[tweetmeme] I mentioned John Mearsheimer’s lecture on the current impossibility of a two-state solution between Israel and Palestine. The lecture, entitled “The Future of Palestine: Righteous Jews vs. the New Afrikaners,” was an academic eulogy for the the state of Palestine: “Regrettably, the two-state solution is now a fantasy”. It is a great talk – even if you don’t agree with Prof. Mearsheimer – and worth watching. I have having trouble embedding the video, though the video, as well as the transcript and the audio can be found at the Palestine Center webpage. A teaser:
Given present circumstances there are four possible futures for Palestine.
The outcome that gets the most attention these days is the two-state solution, which was described in broad outline by President Clinton in late December 2000. It would obviously involve creating a Palestinian state living side-by-side with Israel. To be viable, that Palestine state would have to control 95 percent or more of the West Bank and all of Gaza. There would also have to be territorial swaps to compensate the Palestinians for those small pieces of West Bank territory that Israel got to keep in the final agreement.
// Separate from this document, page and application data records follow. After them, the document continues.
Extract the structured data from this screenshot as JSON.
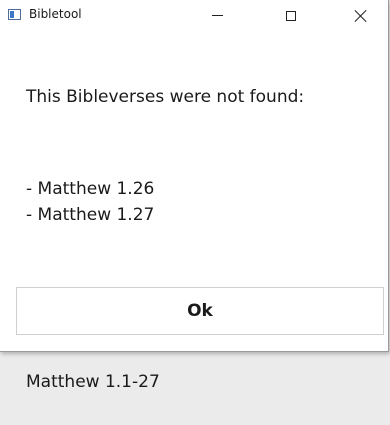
{
  "window": {
    "title": "Bibletool",
    "icon": "app-window-icon"
  },
  "caption_buttons": {
    "minimize_icon": "minimize-icon",
    "maximize_icon": "maximize-icon",
    "close_icon": "close-icon"
  },
  "dialog": {
    "message": "This Bibleverses were not found:",
    "verses": [
      "- Matthew 1.26",
      "- Matthew 1.27"
    ],
    "ok_label": "Ok"
  },
  "background": {
    "text": "Matthew 1.1-27"
  },
  "colors": {
    "dialog_bg": "#ffffff",
    "page_bg": "#ebebeb",
    "text": "#1a1a1a"
  }
}
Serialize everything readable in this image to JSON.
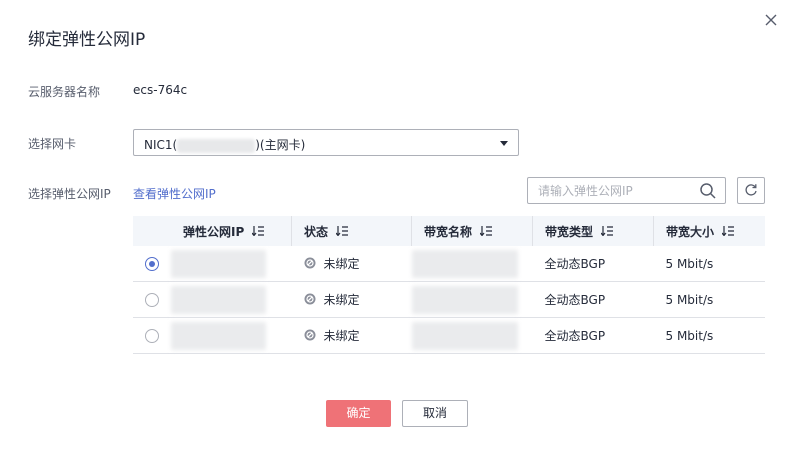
{
  "dialog": {
    "title": "绑定弹性公网IP",
    "server_label": "云服务器名称",
    "server_value": "ecs-764c",
    "nic_label": "选择网卡",
    "nic_prefix": "NIC1(",
    "nic_suffix": ")(主网卡)",
    "eip_label": "选择弹性公网IP",
    "view_eip_link": "查看弹性公网IP",
    "search_placeholder": "请输入弹性公网IP"
  },
  "table": {
    "columns": [
      "弹性公网IP",
      "状态",
      "带宽名称",
      "带宽类型",
      "带宽大小"
    ],
    "rows": [
      {
        "selected": true,
        "status": "未绑定",
        "bandwidth_type": "全动态BGP",
        "bandwidth_size": "5 Mbit/s"
      },
      {
        "selected": false,
        "status": "未绑定",
        "bandwidth_type": "全动态BGP",
        "bandwidth_size": "5 Mbit/s"
      },
      {
        "selected": false,
        "status": "未绑定",
        "bandwidth_type": "全动态BGP",
        "bandwidth_size": "5 Mbit/s"
      }
    ]
  },
  "buttons": {
    "ok": "确定",
    "cancel": "取消"
  },
  "colors": {
    "primary": "#526ecc",
    "confirm": "#ef7277"
  }
}
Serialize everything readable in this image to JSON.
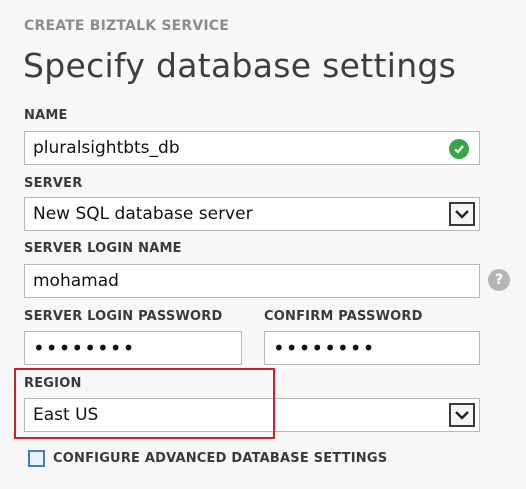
{
  "wizard": {
    "section": "CREATE BIZTALK SERVICE",
    "title": "Specify database settings"
  },
  "form": {
    "name_label": "NAME",
    "name_value": "pluralsightbts_db",
    "server_label": "SERVER",
    "server_value": "New SQL database server",
    "login_label": "SERVER LOGIN NAME",
    "login_value": "mohamad",
    "password_label": "SERVER LOGIN PASSWORD",
    "password_value": "••••••••",
    "confirm_label": "CONFIRM PASSWORD",
    "confirm_value": "••••••••",
    "region_label": "REGION",
    "region_value": "East US",
    "advanced_label": "CONFIGURE ADVANCED DATABASE SETTINGS"
  },
  "icons": {
    "valid": "check-circle-icon",
    "help": "question-circle-icon",
    "dropdown": "chevron-down-icon"
  },
  "colors": {
    "valid_green": "#3aa64a",
    "highlight_red": "#c8232c",
    "checkbox_blue": "#3a7ec5"
  }
}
East Jerusalem would be the capital of the new Palestinian state. The Clinton Parameters envisioned certain restrictions on the new state’s military capabilities, but it would control the water beneath it, the air space above it, and its own borders – to include the Jordan River Valley.
There are three possible alternatives to a two-state solution, all of which involve creating a Greater Israel – an Israel that effectively controls the West Bank and Gaza.
In the first scenario, Greater Israel would become a democratic bi-national state in which Palestinians and Jews enjoy equal political rights. This solution has been suggested by a handful of Jews and a growing number of Palestinians. However, it would mean abandoning the original Zionist vision of a Jewish state, since the Palestinians would eventually outnumber the Jews in Greater Israel.
Second, Israel could expel most of the Palestinians from Greater Israel, thereby preserving its Jewish character through an overt act of ethnic cleansing. This is what happened in 1948 when the Zionists drove roughly 700,000 Palestinians out of the territory that became the new state of Israel, and then prevented them from returning to their homes. Following the Six Day War in 1967, Israel expelled between 100,000 and 260,000 Palestinians from the newly conquered West Bank and drove 80,000 Syrians from the Golan Heights. The scale of the expulsion, however, would have to be even greater this time, because there are about 5.5 million Palestinians living between the Jordan and the Mediterranean.
The final alternative to a two-state solution is some form of apartheid, whereby Israel increases its control over the Occupied Territories, but allows the Palestinians to exercise limited autonomy in a set of disconnected and economically crippled enclaves.